Skin Cancer and How It Can Be Misdiagnosed
Recently, a Pittsburgh woman went to her doctor about a small skin growth on her forehead. Her dermatologist told her that it was nothing. Within a year, the growth spread across her forehead. She learned she had stage 3A melanoma. Later, she lamented the trust she placed in the first doctor’s assessment of her condition.
Skin cancer may be difficult for some medical providers to diagnose. Unfortunately, some types of skin cancer, if left untreated, can spread or cause death. It’s important for the provider to catch skin cancer in its early stages so that the patient can begin treatment as soon as possible.
As the most common cancer in the United States, skin cancer is also frequently misdiagnosed. It develops when the body’s DNA mutates and cells don’t reproduce normally. Exposure to the sun’s rays (or other forms of ultraviolet light) is the most common cause of skin cancer. Other factors, including reduced immunity or exposure to toxins, can increase the individual’s risk of skin cancer.
Typically, this form of cancer begins in the individual’s top skin layer, the epidermis. Catching any kind of cancer in the earliest stages is considered the best way to stop cancer from spreading.
Because there are three types of skin cells in the epidermis, there are three different types of skin cancer, including basal cell, squamous cell, and melanoma:
1.) Basal cell carcinoma: is considered the most common skin cancer type. Basal cells line the epidermis’ deepest layer. Basal cell carcinoma may cause sores or lesions to appear on the skin. Although this form of skin cancer may be disfiguring, it usually grows slowly and doesn’t spread from the original site. However, in rare cases, basal cell carcinoma can metastasize and even cause death.
2.) Squamous cell carcinoma: is the second most common skin cancer type. Actinic keratosis, or growth of the skin used to defend the organ against UV light exposure, may advance to squamous cell carcinoma if left untreated. Squamous cell lesions resemble sores or warts. They can appear anywhere on the body, so it’s important to consult a doctor or dermatologist if a suspicious skin growth appears.
3.) Melanoma: is considered the rarest skin cancer type. It causes more deaths than any other skin cancer. If caught early, melanoma is curable. Melanoma looks like a mole, but may be purple, brown, pink, red, or blue in color. It’s important to consult a doctor if a new or existing mole is abnormally shaped or raised.

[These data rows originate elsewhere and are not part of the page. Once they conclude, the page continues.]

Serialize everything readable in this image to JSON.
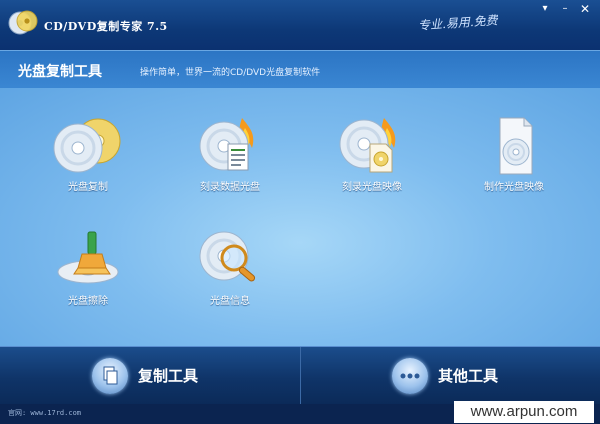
{
  "window": {
    "title": "CD/DVD复制专家 7.5",
    "slogan": "专业.易用.免费",
    "controls": {
      "menu": "▾",
      "minimize": "–",
      "close": "✕"
    }
  },
  "header": {
    "title": "光盘复制工具",
    "subtitle": "操作简单，世界一流的CD/DVD光盘复制软件"
  },
  "tools": [
    {
      "label": "光盘复制",
      "icon": "disc-copy-icon"
    },
    {
      "label": "刻录数据光盘",
      "icon": "burn-data-disc-icon"
    },
    {
      "label": "刻录光盘映像",
      "icon": "burn-image-icon"
    },
    {
      "label": "制作光盘映像",
      "icon": "make-image-icon"
    },
    {
      "label": "光盘擦除",
      "icon": "disc-erase-icon"
    },
    {
      "label": "光盘信息",
      "icon": "disc-info-icon"
    }
  ],
  "bottom_tabs": [
    {
      "label": "复制工具",
      "icon": "copy-tool-icon"
    },
    {
      "label": "其他工具",
      "icon": "other-tools-icon"
    }
  ],
  "status": {
    "text": "官网: www.17rd.com"
  },
  "watermark": "www.arpun.com",
  "colors": {
    "title_bar": "#0e3b78",
    "content": "#7fbdef",
    "bottom_bar": "#0f3468"
  }
}
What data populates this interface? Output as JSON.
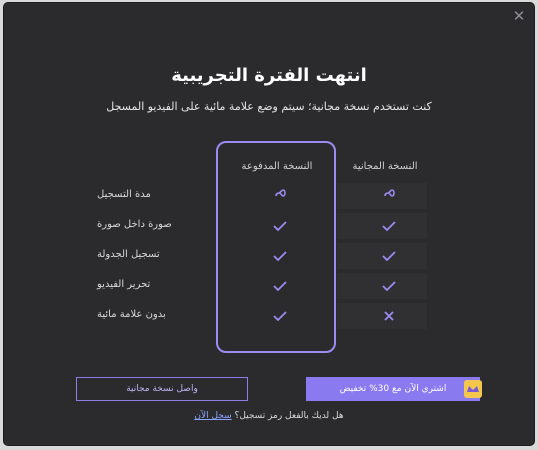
{
  "dialog": {
    "close_label": "✕",
    "title": "انتهت الفترة التجريبية",
    "subtitle": "كنت تستخدم نسخة مجانية؛ سيتم وضع علامة مائية على الفيديو المسجل"
  },
  "columns": {
    "paid": "النسخة المدفوعة",
    "free": "النسخة المجانية"
  },
  "features": [
    {
      "label": "مدة التسجيل",
      "paid": "infinity",
      "free": "infinity"
    },
    {
      "label": "صورة داخل صورة",
      "paid": "check",
      "free": "check"
    },
    {
      "label": "تسجيل الجدولة",
      "paid": "check",
      "free": "check"
    },
    {
      "label": "تحرير الفيديو",
      "paid": "check",
      "free": "check"
    },
    {
      "label": "بدون علامة مائية",
      "paid": "check",
      "free": "cross"
    }
  ],
  "buttons": {
    "continue_free": "واصل نسخة مجانية",
    "buy_now": "اشتري الآن مع 30% تخفيض"
  },
  "footer": {
    "question": "هل لديك بالفعل رمز تسجيل؟",
    "link": "سجل الآن"
  },
  "colors": {
    "accent": "#8a7af0",
    "frame": "#9a8cf0",
    "background": "#2b2b2e"
  }
}
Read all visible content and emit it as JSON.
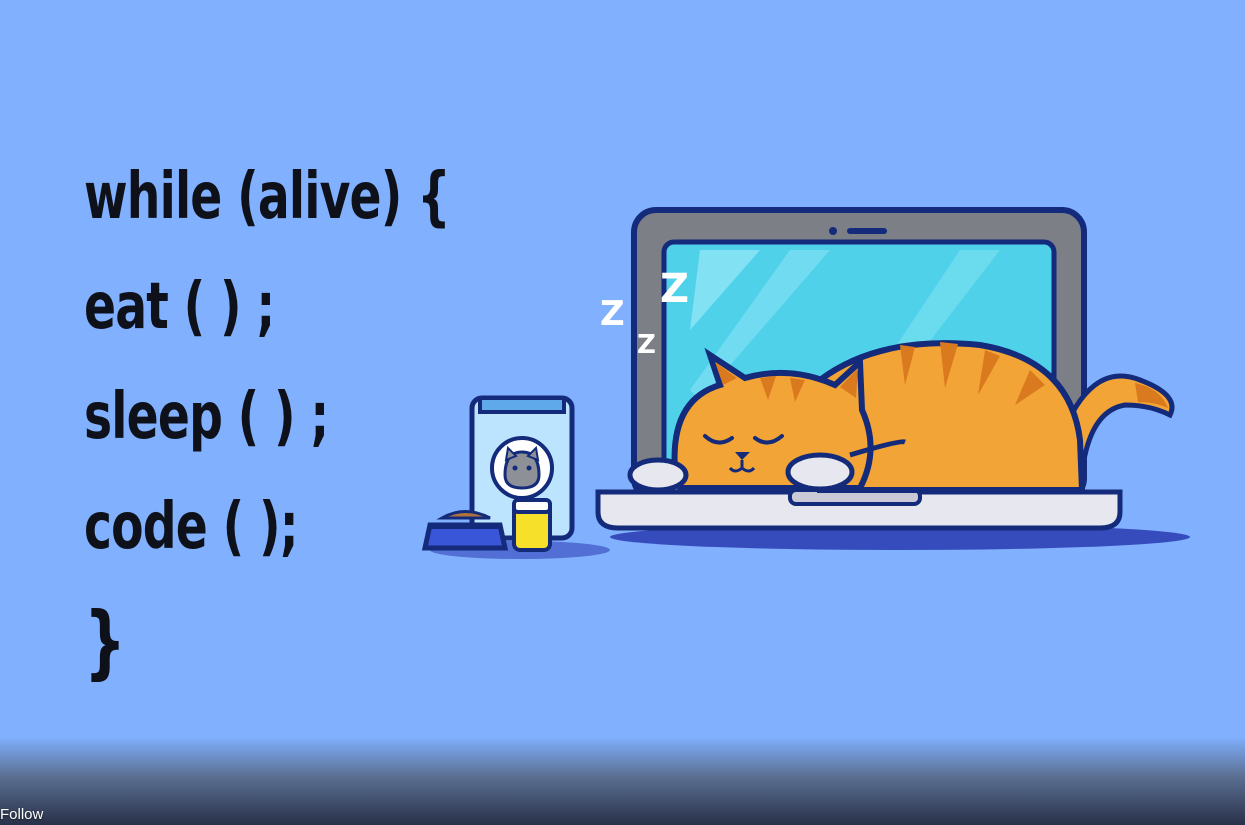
{
  "code_lines": [
    "while (alive) {",
    "eat ( ) ;",
    "sleep ( ) ;",
    "code ( );",
    "}"
  ],
  "zzz": [
    "Z",
    "Z",
    "Z"
  ],
  "bottom_bar": {
    "follow_label": "Follow"
  },
  "colors": {
    "background": "#80b0fe",
    "text": "#0e1119",
    "cat_orange": "#f3a436",
    "laptop_screen": "#4fd1ea",
    "laptop_frame": "#7d7f86",
    "outline": "#142a7a"
  }
}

Skin cancer is often misdiagnosed by doctors. It may be diagnosed as a less serious disease, such as eczema. A misdiagnosis, delayed diagnosis, or failure to diagnose may be extremely dangerous, because skin cancer may progress without treatment.
Doctors may miss skin cancer or incorrectly diagnose it if they base the diagnosis on the patient’s risk factors or family history; if they don’t recommend additional tests and diagnose based on just visible signs; or they don’t refer the patient to a specialist, such as a dermatopathologist. The patient’s managed care plan might also limit the provider from choosing where to send his or her tissue samples for testing.
If a patient’s skin cancer condition worsened because his or her physician misdiagnosed or delayed diagnosis, the primary care doctor, dermatologist, or another provider may be liable. Skin cancer may have severe or even fatal consequences, so the physician must be alert for the early signs to treat the condition as soon as possible. If a doctor fails to diagnose a patient’s skin cancer condition because he or she is incompetent, or because of financial limitations or concerns, the patient may suffer.
Reaching out to an experienced skin cancer misdiagnosis doctor in Pittsburgh can be the first step in getting compensation for a provider’s negligent skin cancer misdiagnosis. Contact Berger Lagnese & Paul, LLC at 412-471-4300 or via our online contact form to discuss your potential case now.
The articles on this blog are for informative purposes only and are no substitute for legal advice or an attorney/client relationship. If you are seeking legal advice, please contact our law firm directly.